Compared to the 200-100 folks, the 200-25 list loses more than 50 points of OPS+, more than 250 points of OPS, and 100 points of OBP. Some of the names on this list are so obscure that there is a 50% likelihood that they've been forgotten by their own families.

Melky and Starlin are closer to this category of 200-hit player, which means there's little likelihood of a Cooperstown plaque in either of their futures. The 200-hit players who are in the Hall hit .355 and had a .958 OPS during their 200-hit seasons. The 200-hit folks who aren't in the Hall hit .333, and their OPS is 80 points lower. That's why only 33% of the 200-25 guys are in Cooperstown, as opposed to 70% for the 200-100 guys.

One final chart, and it's a doozy. This one provides you with the complete anatomization of 200-hit seasons from 1887 until the present day, and it's sorted/clustered by age. (We are using our favored definition of age ranges from the old BBBA days, slightly different than that used at Forman et fils. Age Range 1 (orange) is age 25 and younger; Age Range 2 (sky blue) is 26-29; Age Range 3 (light green)is 30-34, Age Range 4 (yellow) is 35 and older.) The Age data shows that 26-year-olds are likeliest to join the 200-hit club. As noted earlier, Melky was 26 in 2011.

The most number of 200-hit seasons in any given year can be found in the right-most column--take a guess? Yes, if you took a flyer on 1930, you'd be right: 20 hitters had 200+ hits that year. But they had 19 the year before. What leaps out from this chart is how the lively ball just made this total jump through the roof--it's a startling contrast from the deadball era. The 1910s (16 total 200-hit seasons) and the 1920s (102 200-hit seasons) are plainly and simply alternate universes.

The slackoff began in the late 30s and it really wasn't until expansion, with its eight extra games, when baseball got back into 200+ hit seasons.

Before you get to the bottom, make a guess as to how many times someone has amassed 200 hits in a season. (No peeking!)

And notice that the vast majority of all elderly players (Age Range 4, 35 and up) with 200+ hits occur in the 1920s. The sharp rise in offense allowed some veterans to ride the wave of the new offensive environment. That seems to have been an unrepeatable event.)

But also notice the odd stepwise progression beginning in 2000 and continuing virtually uninterrupted until today of multiple 200-hit seasons moving in tandem over the age ranges. They moved over into Age Range 4 in 2009, but it's looking like this odd little phenomenon has finally come to close.

Who are the big guys right now in this area? Well, Juan Pierre, of course--the man who had only a 82 OPS+ back in 2006 when he collected 200 hits (one of four times that he's done it). The two leaders in this category, however, are Ichiro! (10 straight times, though not this year...) and Michael Young, who's done it six times, including 2011.

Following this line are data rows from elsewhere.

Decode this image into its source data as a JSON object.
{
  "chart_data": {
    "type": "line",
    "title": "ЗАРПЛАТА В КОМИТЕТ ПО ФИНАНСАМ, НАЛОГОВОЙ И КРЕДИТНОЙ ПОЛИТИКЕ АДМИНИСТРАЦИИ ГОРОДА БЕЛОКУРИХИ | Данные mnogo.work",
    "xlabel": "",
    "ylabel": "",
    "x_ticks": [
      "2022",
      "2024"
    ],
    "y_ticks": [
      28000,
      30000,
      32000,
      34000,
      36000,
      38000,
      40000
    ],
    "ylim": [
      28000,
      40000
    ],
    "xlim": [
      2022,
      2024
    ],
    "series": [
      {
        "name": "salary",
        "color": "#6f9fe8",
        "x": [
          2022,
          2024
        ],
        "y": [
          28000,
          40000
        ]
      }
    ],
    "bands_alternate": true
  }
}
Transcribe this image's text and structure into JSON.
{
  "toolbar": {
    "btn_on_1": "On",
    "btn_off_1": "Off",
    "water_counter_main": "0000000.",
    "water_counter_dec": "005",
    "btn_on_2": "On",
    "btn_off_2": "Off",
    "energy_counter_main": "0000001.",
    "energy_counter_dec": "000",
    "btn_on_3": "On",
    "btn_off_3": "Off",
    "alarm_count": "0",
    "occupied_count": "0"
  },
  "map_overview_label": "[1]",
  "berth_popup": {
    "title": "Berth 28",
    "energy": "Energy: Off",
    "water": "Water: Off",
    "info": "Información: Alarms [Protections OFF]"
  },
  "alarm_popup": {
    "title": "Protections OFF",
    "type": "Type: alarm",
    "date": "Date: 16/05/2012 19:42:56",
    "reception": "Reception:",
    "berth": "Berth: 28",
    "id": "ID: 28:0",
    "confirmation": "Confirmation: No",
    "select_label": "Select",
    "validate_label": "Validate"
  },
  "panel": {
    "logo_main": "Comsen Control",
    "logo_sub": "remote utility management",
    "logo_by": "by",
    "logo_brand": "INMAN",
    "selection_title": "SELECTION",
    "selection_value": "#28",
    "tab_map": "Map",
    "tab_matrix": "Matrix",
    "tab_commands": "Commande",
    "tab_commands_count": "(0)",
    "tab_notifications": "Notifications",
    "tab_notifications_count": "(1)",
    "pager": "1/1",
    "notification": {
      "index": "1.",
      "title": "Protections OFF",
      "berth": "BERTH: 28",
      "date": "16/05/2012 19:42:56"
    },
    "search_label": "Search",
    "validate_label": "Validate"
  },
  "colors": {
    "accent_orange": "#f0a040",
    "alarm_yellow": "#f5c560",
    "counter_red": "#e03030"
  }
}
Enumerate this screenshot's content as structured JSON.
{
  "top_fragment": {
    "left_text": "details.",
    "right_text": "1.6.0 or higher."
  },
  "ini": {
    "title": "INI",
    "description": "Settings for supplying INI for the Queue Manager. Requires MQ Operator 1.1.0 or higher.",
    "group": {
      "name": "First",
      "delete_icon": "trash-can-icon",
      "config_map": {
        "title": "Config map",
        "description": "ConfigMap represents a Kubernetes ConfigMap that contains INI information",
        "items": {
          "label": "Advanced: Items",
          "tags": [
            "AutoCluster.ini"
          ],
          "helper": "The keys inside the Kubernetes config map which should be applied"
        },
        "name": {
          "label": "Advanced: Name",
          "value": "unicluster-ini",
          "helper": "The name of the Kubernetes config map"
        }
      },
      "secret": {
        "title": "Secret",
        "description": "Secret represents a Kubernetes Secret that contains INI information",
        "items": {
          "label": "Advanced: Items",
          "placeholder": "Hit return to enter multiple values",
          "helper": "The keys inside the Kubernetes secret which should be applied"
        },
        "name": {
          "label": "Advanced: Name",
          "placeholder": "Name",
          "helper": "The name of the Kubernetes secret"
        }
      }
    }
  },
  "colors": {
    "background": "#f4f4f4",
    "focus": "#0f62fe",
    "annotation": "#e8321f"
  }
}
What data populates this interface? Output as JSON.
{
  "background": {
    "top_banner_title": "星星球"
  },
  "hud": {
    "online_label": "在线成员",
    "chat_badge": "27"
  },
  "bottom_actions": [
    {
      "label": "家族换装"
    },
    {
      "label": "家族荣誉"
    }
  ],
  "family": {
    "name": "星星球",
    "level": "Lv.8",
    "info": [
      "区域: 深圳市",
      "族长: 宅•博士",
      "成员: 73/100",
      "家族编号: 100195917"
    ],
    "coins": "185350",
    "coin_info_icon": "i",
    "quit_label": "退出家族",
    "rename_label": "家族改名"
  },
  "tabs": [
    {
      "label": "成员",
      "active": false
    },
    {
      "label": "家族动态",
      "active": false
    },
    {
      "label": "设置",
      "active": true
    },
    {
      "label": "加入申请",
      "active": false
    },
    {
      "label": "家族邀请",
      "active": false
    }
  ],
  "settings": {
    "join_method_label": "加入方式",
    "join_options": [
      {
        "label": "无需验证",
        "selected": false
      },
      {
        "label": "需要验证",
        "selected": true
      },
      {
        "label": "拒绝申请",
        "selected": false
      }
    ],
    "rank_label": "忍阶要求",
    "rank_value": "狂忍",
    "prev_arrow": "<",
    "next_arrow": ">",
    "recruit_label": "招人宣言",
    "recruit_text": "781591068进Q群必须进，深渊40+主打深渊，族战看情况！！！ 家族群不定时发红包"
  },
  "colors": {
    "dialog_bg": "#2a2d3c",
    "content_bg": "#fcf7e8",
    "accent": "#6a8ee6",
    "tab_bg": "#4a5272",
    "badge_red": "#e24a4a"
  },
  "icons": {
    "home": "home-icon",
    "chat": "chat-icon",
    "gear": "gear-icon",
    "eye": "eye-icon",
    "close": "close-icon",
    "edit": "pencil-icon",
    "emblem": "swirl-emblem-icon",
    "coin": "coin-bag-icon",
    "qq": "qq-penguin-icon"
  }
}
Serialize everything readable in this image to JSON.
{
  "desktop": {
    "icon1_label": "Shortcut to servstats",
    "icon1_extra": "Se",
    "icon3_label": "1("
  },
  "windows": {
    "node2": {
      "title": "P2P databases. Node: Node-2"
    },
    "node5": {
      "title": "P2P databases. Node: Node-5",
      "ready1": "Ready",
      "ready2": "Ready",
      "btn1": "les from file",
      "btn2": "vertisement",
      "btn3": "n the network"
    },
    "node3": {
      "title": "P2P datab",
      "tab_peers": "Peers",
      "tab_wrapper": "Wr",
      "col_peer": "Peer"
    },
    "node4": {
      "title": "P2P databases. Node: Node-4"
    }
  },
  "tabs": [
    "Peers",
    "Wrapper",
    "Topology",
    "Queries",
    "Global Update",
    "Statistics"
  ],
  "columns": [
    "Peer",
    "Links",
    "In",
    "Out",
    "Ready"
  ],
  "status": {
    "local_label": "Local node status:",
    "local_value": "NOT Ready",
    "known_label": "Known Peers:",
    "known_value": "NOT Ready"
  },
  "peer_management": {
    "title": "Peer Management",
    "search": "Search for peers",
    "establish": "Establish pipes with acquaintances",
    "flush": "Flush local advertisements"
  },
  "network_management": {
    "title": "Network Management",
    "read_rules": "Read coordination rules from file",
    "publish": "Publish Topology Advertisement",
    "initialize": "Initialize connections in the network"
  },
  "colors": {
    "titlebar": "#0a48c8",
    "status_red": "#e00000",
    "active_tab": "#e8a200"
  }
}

You can't tell from this chart, but the team with the most number of player-seasons with 200+ hits over the course of baseball history? It's a tie: 41 such seasons, held by the Tigers and the Cardinals. The Yankees are third with 36, with the Phillies and Pirates tying for fourth place with 31.